    Energy Technology Data Exchange (ETDEWEB)

    Koivistoinen, O.

    2013-11-01

    The use of metabolic engineering as a tool for production of biochemicals and biofuels requires profound understanding of cell metabolism. The pathways for the most abundant and most important hexoses have already been studied quite extensively but it is also important to get a more complete picture of sugar catabolism. In this thesis, catabolic pathways of L-rhamnose and D-galactose were studied in fungi. Both of these hexoses are present in plant biomass, such as in hemicellulose and pectin. Galactoglucomannan, a type of hemicellulose that is especially rich in softwood, is an abundant source of D-galactose. As biotechnology is moving from the usage of edible and easily metabolisable carbon sources towards the increased use of lignocellulosic biomass, it is important to understand how the different sugars can be efficiently turned into valuable biobased products. Identification of the first fungal L-rhamnose 1-dehydrogenase gene, which codes for the first enzyme of the fungal catabolic L-rhamnose pathway, showed that the protein belongs to a protein family of short-chain alcohol dehydrogenases. Sugar dehydrogenases oxidising a sugar to a sugar acid are not very common in fungi and thus the identification of the L-rhamnose dehydrogenase gene provides more understanding of oxidative sugar catabolism in eukaryotic microbes. Further studies characterising the L-rhamnose cluster in the yeast Scheffersomyces stipitis including the expression of the L-rhamnonate dehydratase in Saccharomyces cerevisiae finalised the biochemical characterisation of the enzymes acting on the pathway. In addition, more understanding of the regulation and evolution of the pathway was gained. D-Galactose catabolism was studied in the filamentous fungus Aspergillus niger. Two genes coding for the enzymes of the oxido-reductive pathway were identified. Galactitol dehydrogenase is the second enzyme of the pathway converting galactitol to L-xylo-3-hexulose.
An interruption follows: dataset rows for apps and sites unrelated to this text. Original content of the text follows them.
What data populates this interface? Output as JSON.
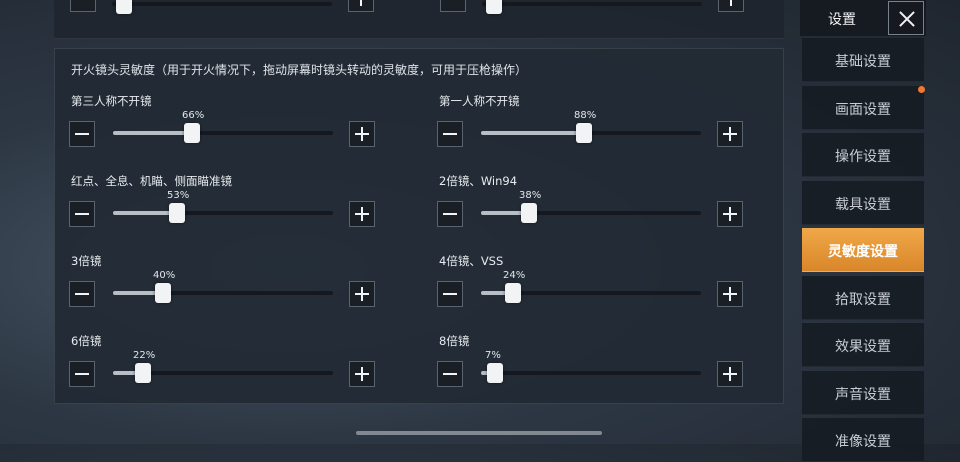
{
  "panel": {
    "title": "开火镜头灵敏度（用于开火情况下，拖动屏幕时镜头转动的灵敏度，可用于压枪操作）"
  },
  "sliders": [
    {
      "label": "第三人称不开镜",
      "value": 66,
      "display": "66%"
    },
    {
      "label": "第一人称不开镜",
      "value": 88,
      "display": "88%"
    },
    {
      "label": "红点、全息、机瞄、侧面瞄准镜",
      "value": 53,
      "display": "53%"
    },
    {
      "label": "2倍镜、Win94",
      "value": 38,
      "display": "38%"
    },
    {
      "label": "3倍镜",
      "value": 40,
      "display": "40%"
    },
    {
      "label": "4倍镜、VSS",
      "value": 24,
      "display": "24%"
    },
    {
      "label": "6倍镜",
      "value": 22,
      "display": "22%"
    },
    {
      "label": "8倍镜",
      "value": 7,
      "display": "7%"
    }
  ],
  "top_sliders": [
    {
      "value": 5
    },
    {
      "value": 5
    }
  ],
  "sidebar": {
    "title": "设置",
    "close_icon": "close-icon",
    "items": [
      {
        "label": "基础设置",
        "active": false
      },
      {
        "label": "画面设置",
        "active": false,
        "badge": true
      },
      {
        "label": "操作设置",
        "active": false
      },
      {
        "label": "载具设置",
        "active": false
      },
      {
        "label": "灵敏度设置",
        "active": true
      },
      {
        "label": "拾取设置",
        "active": false
      },
      {
        "label": "效果设置",
        "active": false
      },
      {
        "label": "声音设置",
        "active": false
      },
      {
        "label": "准像设置",
        "active": false
      }
    ]
  },
  "colors": {
    "accent": "#e8962f",
    "badge": "#f07830",
    "panel_bg": "#222a34"
  }
}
The galactitol dehydrogenase encoding

  11. In silico Design of "Un-Natural" Natural Products

    Directory of Open Access Journals (Sweden)

    Zucko; J. ...(et al.
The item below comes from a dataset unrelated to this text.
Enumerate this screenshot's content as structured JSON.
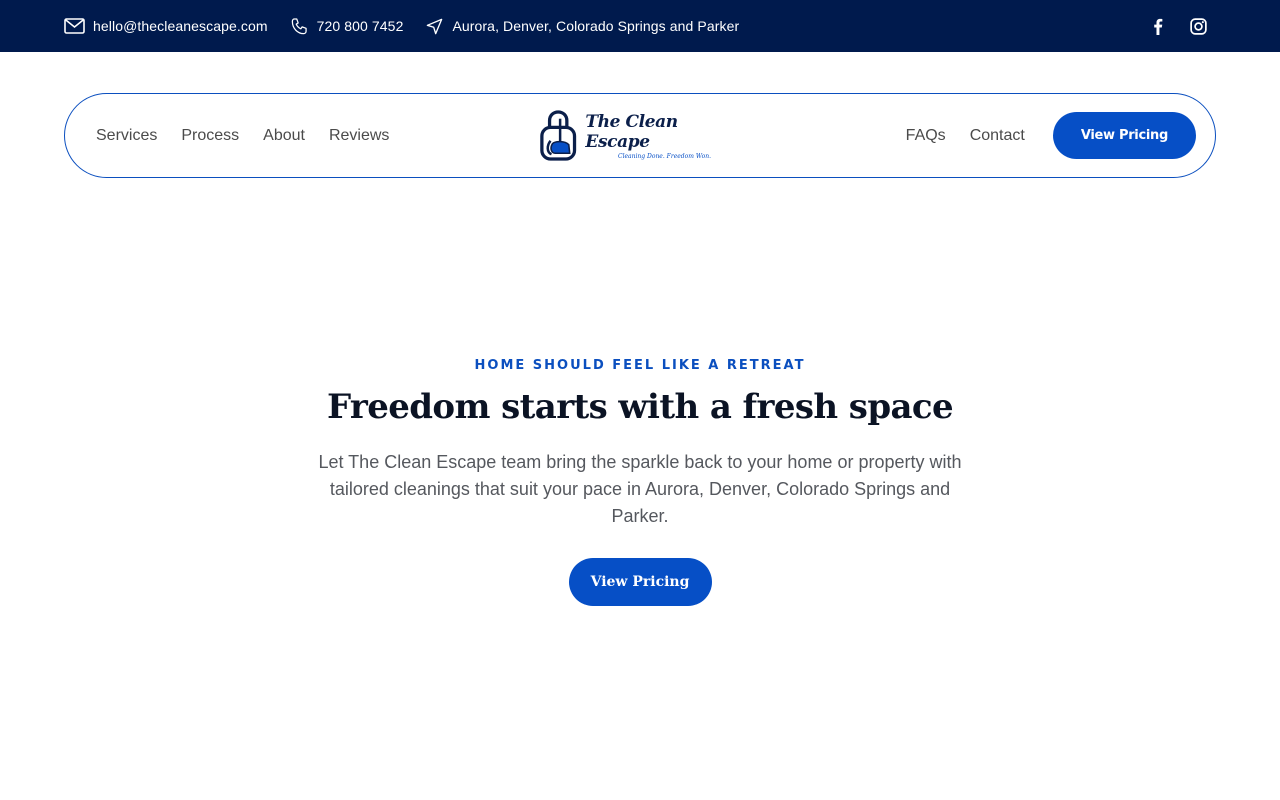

    2008-05-01

    Full Text Available Polyketides and non-ribosomal peptides represent a large class of structurally diverse natural products much studied over recent years because the enzymes that synthesise them, the modular polyketide synthases (PKSs and the non-ribosomal peptide synthetases (NRPSs, share striking architectural similarities that can be exploited to generate "un-natural" natural products. PKS and NRPS proteins are multifunctional, composed of a co-linear arrangement of discrete protein domains representing each enzymic activity needed for chain elongation using either carboxylic acid or amino acid building blocks. Each domain is housed within larger modules which form the complex. Polyketide and peptide antibiotics, antifungals, antivirals, cytostatics, immunosuppressants, antihypertensives, antidiabetics, antimalarials and anticholesterolemics are in clinical use. Of commercial importance are also polyketide and peptide antiparasitics, coccidiostatics,animal growth promoters and natural insecticides.Polyketides are assembled through serial condensations of activated coenzyme-A thioester monomers derived from simple organic acids such as acetate, propionate and butyrate. The choice of organic acid allows the introduction of different chiral centres into the polyketide backbone. The active sites required for condensation include an acyltransferase (AT, an acyl carrier protein (ACP and a ß-ketoacylsynthase (KS. Each condensation results in a ß-keto group that undergoes all, some or none of a series of processing steps. Active sites that perform these reactions are contained within the following domains; ketoreductase (KR, dehydratase (DH and an enoylreductase (ER. The absence of any ß-keto processing results in the incorporation of a ketone group into the growing polyketide chain, a KR alone gives rise to a hydroxyl moiety, a KR and DH produce an alkene, while the combination of KR, DH and ER domains lead to complete reduction to an alkane. Most often, the last